• **Work task**: Line by line, output the data that follows exactly as written.

• **Records provided**:
[Start of Attachment]

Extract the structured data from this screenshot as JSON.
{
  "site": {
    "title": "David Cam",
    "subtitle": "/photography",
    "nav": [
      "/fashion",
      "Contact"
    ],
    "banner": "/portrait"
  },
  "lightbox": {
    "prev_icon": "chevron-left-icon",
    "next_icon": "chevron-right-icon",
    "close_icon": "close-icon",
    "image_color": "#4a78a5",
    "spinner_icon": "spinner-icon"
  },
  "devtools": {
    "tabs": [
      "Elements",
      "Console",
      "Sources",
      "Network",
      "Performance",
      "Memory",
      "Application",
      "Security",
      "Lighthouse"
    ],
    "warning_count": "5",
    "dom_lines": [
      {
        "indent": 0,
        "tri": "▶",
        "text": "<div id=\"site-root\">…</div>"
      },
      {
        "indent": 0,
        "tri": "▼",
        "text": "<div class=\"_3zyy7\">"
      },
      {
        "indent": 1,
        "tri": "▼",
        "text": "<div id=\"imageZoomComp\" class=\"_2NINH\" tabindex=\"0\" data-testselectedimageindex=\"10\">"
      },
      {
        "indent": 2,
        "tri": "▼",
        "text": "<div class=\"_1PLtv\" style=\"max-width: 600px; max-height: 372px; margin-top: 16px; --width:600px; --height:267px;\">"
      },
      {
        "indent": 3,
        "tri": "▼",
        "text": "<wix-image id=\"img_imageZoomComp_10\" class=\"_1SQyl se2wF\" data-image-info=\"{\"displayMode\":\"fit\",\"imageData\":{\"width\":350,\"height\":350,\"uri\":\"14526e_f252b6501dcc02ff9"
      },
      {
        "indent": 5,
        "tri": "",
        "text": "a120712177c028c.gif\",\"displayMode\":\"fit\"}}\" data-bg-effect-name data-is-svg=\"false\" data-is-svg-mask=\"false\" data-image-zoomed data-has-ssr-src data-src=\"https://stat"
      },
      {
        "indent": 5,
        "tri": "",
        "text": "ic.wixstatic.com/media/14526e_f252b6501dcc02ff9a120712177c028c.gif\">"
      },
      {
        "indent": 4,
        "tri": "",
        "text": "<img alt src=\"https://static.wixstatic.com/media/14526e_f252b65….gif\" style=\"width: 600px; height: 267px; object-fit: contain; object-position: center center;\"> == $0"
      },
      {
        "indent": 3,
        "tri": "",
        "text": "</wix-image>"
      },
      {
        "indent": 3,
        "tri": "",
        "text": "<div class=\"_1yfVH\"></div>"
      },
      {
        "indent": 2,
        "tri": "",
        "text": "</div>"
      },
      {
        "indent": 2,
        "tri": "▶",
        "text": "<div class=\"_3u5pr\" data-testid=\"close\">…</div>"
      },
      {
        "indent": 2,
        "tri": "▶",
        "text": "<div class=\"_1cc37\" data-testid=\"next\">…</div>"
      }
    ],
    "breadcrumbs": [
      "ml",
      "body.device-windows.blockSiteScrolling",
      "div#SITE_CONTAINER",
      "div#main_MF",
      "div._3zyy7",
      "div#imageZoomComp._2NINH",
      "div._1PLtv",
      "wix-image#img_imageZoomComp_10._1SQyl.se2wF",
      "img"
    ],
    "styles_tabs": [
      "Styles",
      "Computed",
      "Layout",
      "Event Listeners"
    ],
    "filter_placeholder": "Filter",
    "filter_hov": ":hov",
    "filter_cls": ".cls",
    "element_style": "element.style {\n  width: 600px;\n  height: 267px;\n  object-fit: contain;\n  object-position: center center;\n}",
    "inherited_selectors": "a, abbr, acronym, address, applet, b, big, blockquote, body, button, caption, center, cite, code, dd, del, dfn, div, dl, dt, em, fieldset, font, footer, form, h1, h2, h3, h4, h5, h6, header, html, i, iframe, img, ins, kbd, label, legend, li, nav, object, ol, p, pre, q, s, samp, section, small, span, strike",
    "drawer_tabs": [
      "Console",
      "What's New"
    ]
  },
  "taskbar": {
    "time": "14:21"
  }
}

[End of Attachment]

• **Exercise response**:
Extract the structured data from this screenshot as JSON.
{
  "site": {
    "title": "David Cam",
    "subtitle": "/photography",
    "nav": [
      "/fashion",
      "Contact"
    ],
    "banner": "/portrait"
  },
  "lightbox": {
    "prev_icon": "chevron-left-icon",
    "next_icon": "chevron-right-icon",
    "close_icon": "close-icon",
    "image_color": "#4a78a5",
    "spinner_icon": "spinner-icon"
  },
  "devtools": {
    "tabs": [
      "Elements",
      "Console",
      "Sources",
      "Network",
      "Performance",
      "Memory",
      "Application",
      "Security",
      "Lighthouse"
    ],
    "warning_count": "5",
    "dom_lines": [
      {
        "indent": 0,
        "tri": "▶",
        "text": "<div id=\"site-root\">…</div>"
      },
      {
        "indent": 0,
        "tri": "▼",
        "text": "<div class=\"_3zyy7\">"
      },
      {
        "indent": 1,
        "tri": "▼",
        "text": "<div id=\"imageZoomComp\" class=\"_2NINH\" tabindex=\"0\" data-testselectedimageindex=\"10\">"
      },
      {
        "indent": 2,
        "tri": "▼",
        "text": "<div class=\"_1PLtv\" style=\"max-width: 600px; max-height: 372px; margin-top: 16px; --width:600px; --height:267px;\">"
      },
      {
        "indent": 3,
        "tri": "▼",
        "text": "<wix-image id=\"img_imageZoomComp_10\" class=\"_1SQyl se2wF\" data-image-info=\"{\"displayMode\":\"fit\",\"imageData\":{\"width\":350,\"height\":350,\"uri\":\"14526e_f252b6501dcc02ff9"
      },
      {
        "indent": 5,
        "tri": "",
        "text": "a120712177c028c.gif\",\"displayMode\":\"fit\"}}\" data-bg-effect-name data-is-svg=\"false\" data-is-svg-mask=\"false\" data-image-zoomed data-has-ssr-src data-src=\"https://stat"
      },
      {
        "indent": 5,
        "tri": "",
        "text": "ic.wixstatic.com/media/14526e_f252b6501dcc02ff9a120712177c028c.gif\">"
      },
      {
        "indent": 4,
        "tri": "",
        "text": "<img alt src=\"https://static.wixstatic.com/media/14526e_f252b65….gif\" style=\"width: 600px; height: 267px; object-fit: contain; object-position: center center;\"> == $0"
      },
      {
        "indent": 3,
        "tri": "",
        "text": "</wix-image>"
      },
      {
        "indent": 3,
        "tri": "",
        "text": "<div class=\"_1yfVH\"></div>"
      },
      {
        "indent": 2,
        "tri": "",
        "text": "</div>"
      },
      {
        "indent": 2,
        "tri": "▶",
        "text": "<div class=\"_3u5pr\" data-testid=\"close\">…</div>"
      },
      {
        "indent": 2,
        "tri": "▶",
        "text": "<div class=\"_1cc37\" data-testid=\"next\">…</div>"
      }
    ],
    "breadcrumbs": [
      "ml",
      "body.device-windows.blockSiteScrolling",
      "div#SITE_CONTAINER",
      "div#main_MF",
      "div._3zyy7",
      "div#imageZoomComp._2NINH",
      "div._1PLtv",
      "wix-image#img_imageZoomComp_10._1SQyl.se2wF",
      "img"
    ],
    "styles_tabs": [
      "Styles",
      "Computed",
      "Layout",
      "Event Listeners"
    ],
    "filter_placeholder": "Filter",
    "filter_hov": ":hov",
    "filter_cls": ".cls",
    "element_style": "element.style {\n  width: 600px;\n  height: 267px;\n  object-fit: contain;\n  object-position: center center;\n}",
    "inherited_selectors": "a, abbr, acronym, address, applet, b, big, blockquote, body, button, caption, center, cite, code, dd, del, dfn, div, dl, dt, em, fieldset, font, footer, form, h1, h2, h3, h4, h5, h6, header, html, i, iframe, img, ins, kbd, label, legend, li, nav, object, ol, p, pre, q, s, samp, section, small, span, strike",
    "drawer_tabs": [
      "Console",
      "What's New"
    ]
  },
  "taskbar": {
    "time": "14:21"
  }
}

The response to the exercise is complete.